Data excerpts
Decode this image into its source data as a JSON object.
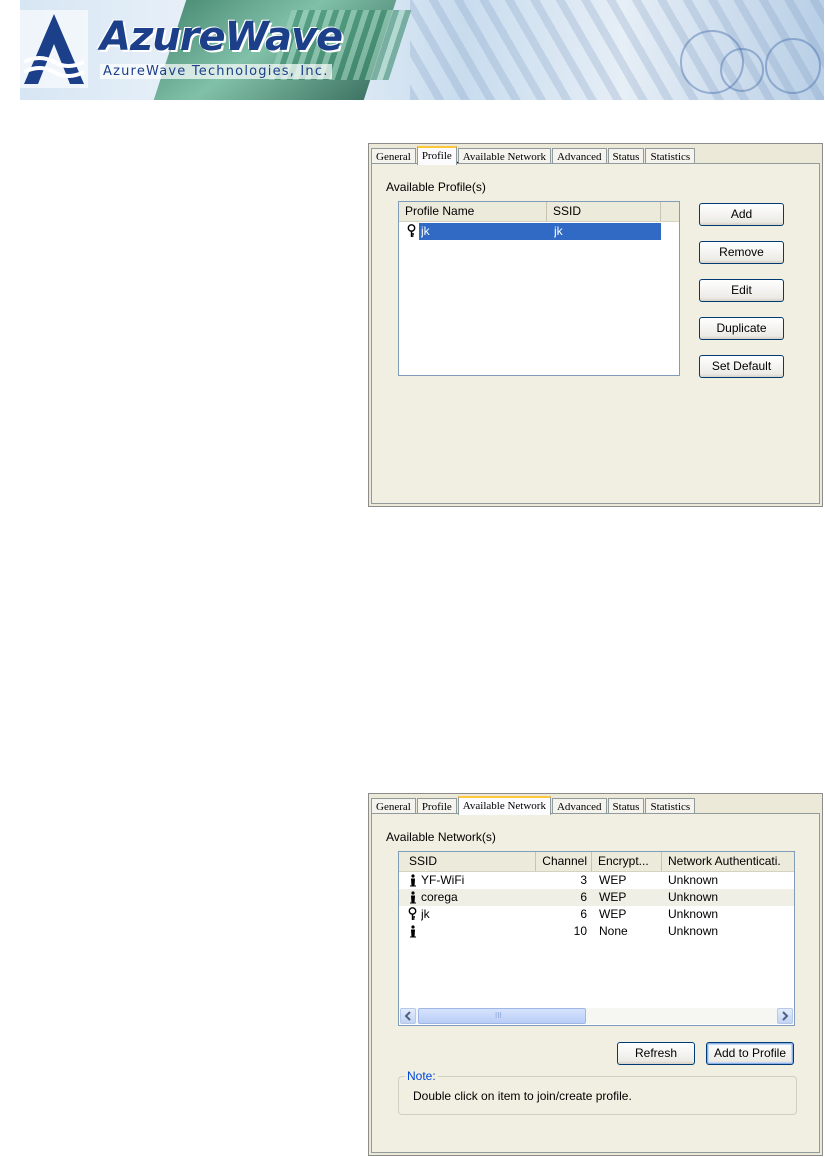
{
  "header": {
    "brand": "AzureWave",
    "company": "AzureWave  Technologies,  Inc."
  },
  "profile_panel": {
    "tabs": [
      "General",
      "Profile",
      "Available Network",
      "Advanced",
      "Status",
      "Statistics"
    ],
    "active_tab": "Profile",
    "group_label": "Available Profile(s)",
    "columns": [
      "Profile Name",
      "SSID"
    ],
    "rows": [
      {
        "name": "jk",
        "ssid": "jk",
        "icon": "key-icon",
        "selected": true
      }
    ],
    "buttons": {
      "add": "Add",
      "remove": "Remove",
      "edit": "Edit",
      "duplicate": "Duplicate",
      "set_default": "Set Default"
    }
  },
  "network_panel": {
    "tabs": [
      "General",
      "Profile",
      "Available Network",
      "Advanced",
      "Status",
      "Statistics"
    ],
    "active_tab": "Available Network",
    "group_label": "Available Network(s)",
    "columns": [
      "SSID",
      "Channel",
      "Encrypt...",
      "Network Authenticati."
    ],
    "rows": [
      {
        "ssid": "YF-WiFi",
        "channel": "3",
        "encryption": "WEP",
        "auth": "Unknown",
        "icon": "access-point-icon"
      },
      {
        "ssid": "corega",
        "channel": "6",
        "encryption": "WEP",
        "auth": "Unknown",
        "icon": "access-point-icon"
      },
      {
        "ssid": "jk",
        "channel": "6",
        "encryption": "WEP",
        "auth": "Unknown",
        "icon": "key-icon"
      },
      {
        "ssid": "",
        "channel": "10",
        "encryption": "None",
        "auth": "Unknown",
        "icon": "access-point-icon"
      }
    ],
    "scroll_grip": "III",
    "buttons": {
      "refresh": "Refresh",
      "add_to_profile": "Add to Profile"
    },
    "note": {
      "legend": "Note:",
      "text": "Double click on item to join/create profile."
    }
  },
  "colors": {
    "brand_blue": "#1c3f8a",
    "selection": "#316ac5",
    "dialog_face": "#ece9d8",
    "tab_highlight": "#ffc83c",
    "note_blue": "#0046d5"
  }
}
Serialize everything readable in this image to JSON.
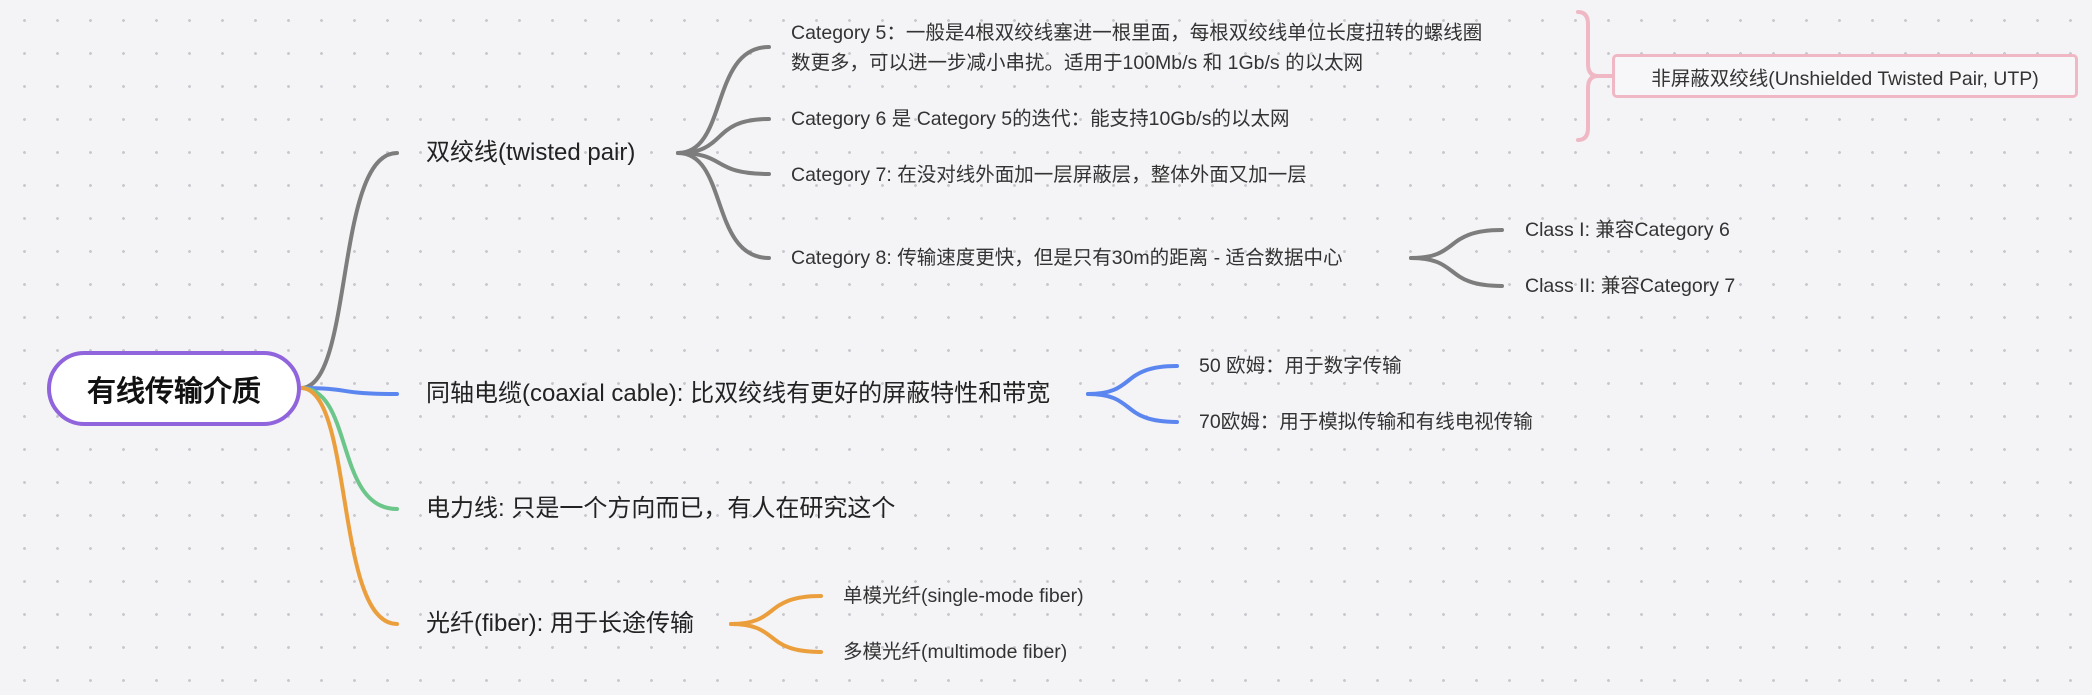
{
  "root": {
    "label": "有线传输介质",
    "color": "#9064dc"
  },
  "branches": [
    {
      "key": "twisted",
      "label": "双绞线(twisted pair)",
      "color": "#7d7d7d",
      "children": [
        {
          "key": "cat5",
          "lines": [
            "Category 5：一般是4根双绞线塞进一根里面，每根双绞线单位长度扭转的螺线圈",
            "数更多，可以进一步减小串扰。适用于100Mb/s 和 1Gb/s 的以太网"
          ]
        },
        {
          "key": "cat6",
          "lines": [
            "Category 6 是 Category 5的迭代：能支持10Gb/s的以太网"
          ]
        },
        {
          "key": "cat7",
          "lines": [
            "Category 7: 在没对线外面加一层屏蔽层，整体外面又加一层"
          ]
        },
        {
          "key": "cat8",
          "lines": [
            "Category 8: 传输速度更快，但是只有30m的距离 - 适合数据中心"
          ],
          "children": [
            {
              "key": "class1",
              "label": "Class I: 兼容Category 6"
            },
            {
              "key": "class2",
              "label": "Class II: 兼容Category 7"
            }
          ]
        }
      ]
    },
    {
      "key": "coaxial",
      "label": "同轴电缆(coaxial cable): 比双绞线有更好的屏蔽特性和带宽",
      "color": "#5b86f0",
      "children": [
        {
          "key": "ohm50",
          "label": "50 欧姆：用于数字传输"
        },
        {
          "key": "ohm70",
          "label": "70欧姆：用于模拟传输和有线电视传输"
        }
      ]
    },
    {
      "key": "power",
      "label": "电力线: 只是一个方向而已，有人在研究这个",
      "color": "#6cc68a",
      "children": []
    },
    {
      "key": "fiber",
      "label": "光纤(fiber): 用于长途传输",
      "color": "#eb9f3c",
      "children": [
        {
          "key": "single",
          "label": "单模光纤(single-mode fiber)"
        },
        {
          "key": "multi",
          "label": "多模光纤(multimode fiber)"
        }
      ]
    }
  ],
  "summary": {
    "label": "非屏蔽双绞线(Unshielded Twisted Pair, UTP)",
    "color": "#efb8c4"
  }
}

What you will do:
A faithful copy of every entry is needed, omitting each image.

Expected output:
Decode this image into its source data as a JSON object.
{
  "header": {
    "brand": "AzureWave",
    "company": "AzureWave  Technologies,  Inc."
  },
  "profile_panel": {
    "tabs": [
      "General",
      "Profile",
      "Available Network",
      "Advanced",
      "Status",
      "Statistics"
    ],
    "active_tab": "Profile",
    "group_label": "Available Profile(s)",
    "columns": [
      "Profile Name",
      "SSID"
    ],
    "rows": [
      {
        "name": "jk",
        "ssid": "jk",
        "icon": "key-icon",
        "selected": true
      }
    ],
    "buttons": {
      "add": "Add",
      "remove": "Remove",
      "edit": "Edit",
      "duplicate": "Duplicate",
      "set_default": "Set Default"
    }
  },
  "network_panel": {
    "tabs": [
      "General",
      "Profile",
      "Available Network",
      "Advanced",
      "Status",
      "Statistics"
    ],
    "active_tab": "Available Network",
    "group_label": "Available Network(s)",
    "columns": [
      "SSID",
      "Channel",
      "Encrypt...",
      "Network Authenticati."
    ],
    "rows": [
      {
        "ssid": "YF-WiFi",
        "channel": "3",
        "encryption": "WEP",
        "auth": "Unknown",
        "icon": "access-point-icon"
      },
      {
        "ssid": "corega",
        "channel": "6",
        "encryption": "WEP",
        "auth": "Unknown",
        "icon": "access-point-icon"
      },
      {
        "ssid": "jk",
        "channel": "6",
        "encryption": "WEP",
        "auth": "Unknown",
        "icon": "key-icon"
      },
      {
        "ssid": "",
        "channel": "10",
        "encryption": "None",
        "auth": "Unknown",
        "icon": "access-point-icon"
      }
    ],
    "scroll_grip": "III",
    "buttons": {
      "refresh": "Refresh",
      "add_to_profile": "Add to Profile"
    },
    "note": {
      "legend": "Note:",
      "text": "Double click on item to join/create profile."
    }
  },
  "colors": {
    "brand_blue": "#1c3f8a",
    "selection": "#316ac5",
    "dialog_face": "#ece9d8",
    "tab_highlight": "#ffc83c",
    "note_blue": "#0046d5"
  }
}
Serialize everything readable in this image to JSON.
{
  "root": {
    "label": "有线传输介质",
    "color": "#9064dc"
  },
  "branches": [
    {
      "key": "twisted",
      "label": "双绞线(twisted pair)",
      "color": "#7d7d7d",
      "children": [
        {
          "key": "cat5",
          "lines": [
            "Category 5：一般是4根双绞线塞进一根里面，每根双绞线单位长度扭转的螺线圈",
            "数更多，可以进一步减小串扰。适用于100Mb/s 和 1Gb/s 的以太网"
          ]
        },
        {
          "key": "cat6",
          "lines": [
            "Category 6 是 Category 5的迭代：能支持10Gb/s的以太网"
          ]
        },
        {
          "key": "cat7",
          "lines": [
            "Category 7: 在没对线外面加一层屏蔽层，整体外面又加一层"
          ]
        },
        {
          "key": "cat8",
          "lines": [
            "Category 8: 传输速度更快，但是只有30m的距离 - 适合数据中心"
          ],
          "children": [
            {
              "key": "class1",
              "label": "Class I: 兼容Category 6"
            },
            {
              "key": "class2",
              "label": "Class II: 兼容Category 7"
            }
          ]
        }
      ]
    },
    {
      "key": "coaxial",
      "label": "同轴电缆(coaxial cable): 比双绞线有更好的屏蔽特性和带宽",
      "color": "#5b86f0",
      "children": [
        {
          "key": "ohm50",
          "label": "50 欧姆：用于数字传输"
        },
        {
          "key": "ohm70",
          "label": "70欧姆：用于模拟传输和有线电视传输"
        }
      ]
    },
    {
      "key": "power",
      "label": "电力线: 只是一个方向而已，有人在研究这个",
      "color": "#6cc68a",
      "children": []
    },
    {
      "key": "fiber",
      "label": "光纤(fiber): 用于长途传输",
      "color": "#eb9f3c",
      "children": [
        {
          "key": "single",
          "label": "单模光纤(single-mode fiber)"
        },
        {
          "key": "multi",
          "label": "多模光纤(multimode fiber)"
        }
      ]
    }
  ],
  "summary": {
    "label": "非屏蔽双绞线(Unshielded Twisted Pair, UTP)",
    "color": "#efb8c4"
  }
}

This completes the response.